A Federated Data Infrastructure of Government Administrative Data

New scientific opportunities are emerging from increasingly effective data organization, access, and usage.  Many fields of study are transformed to a new level by new tools and data infrastructure.  For example, analysis of DNA sequence data has transformed how medical research is done.  But currently, much of these efforts are focused in the natural sciences where data is generated by digital instruments (e.g. satellite data. telescope data).  We need to push the frontier of social sciences to gain fundamental insights into the many facets of our society by doing the same with digital data available about our society.  One of the key sources of information about all aspects of our society resides in government administrative data. From the day we are born to our death, most all of our activities leave footprints in various government data systems.  The birth, marriage, and death certificates are filed with government, education records remain with departments of public instruction, and traces of employment can be found with the UI wage data.  Without a doubt, a well integrated data system that can encompass much of the government data systems will hold the footprints of our society, our social genome.  The two main hurdles to building such a system to transform social sciences is (1) privacy concerns and the laws in place to protect individual confidentiality and (2) the physiology of administrative data that is fragmented and short lived with limited data that have questionable reliability.

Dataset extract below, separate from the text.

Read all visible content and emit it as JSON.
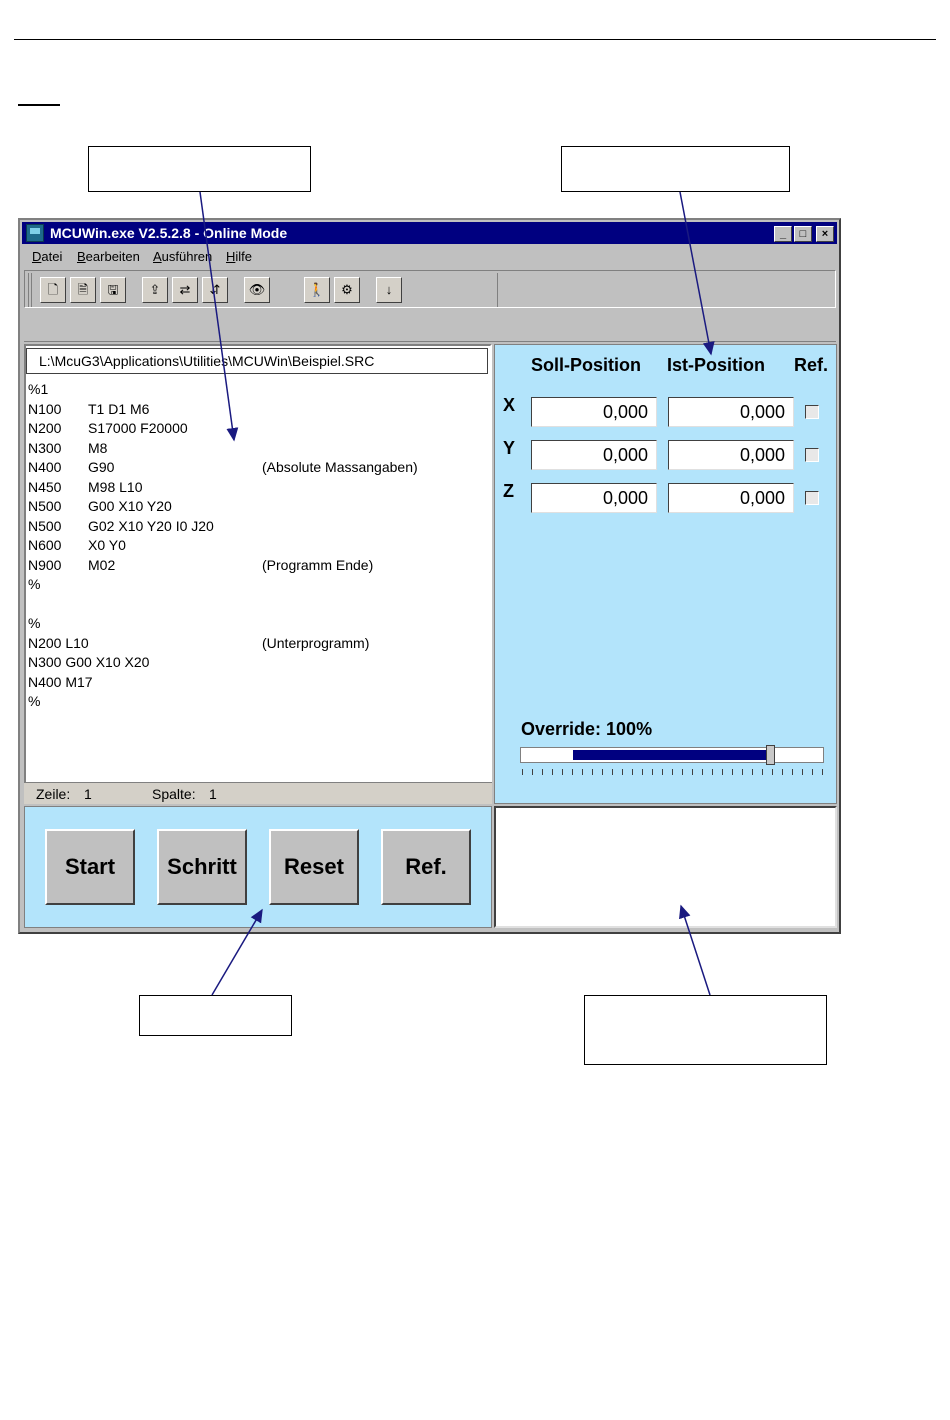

My research focuses on resolving these two barriers to building a federated data system of government administrative data. Once resolved, we can build the social genome center that could finally allow us to move toward understanding how current policies play out in our society and how to make better policies using information and knowledge.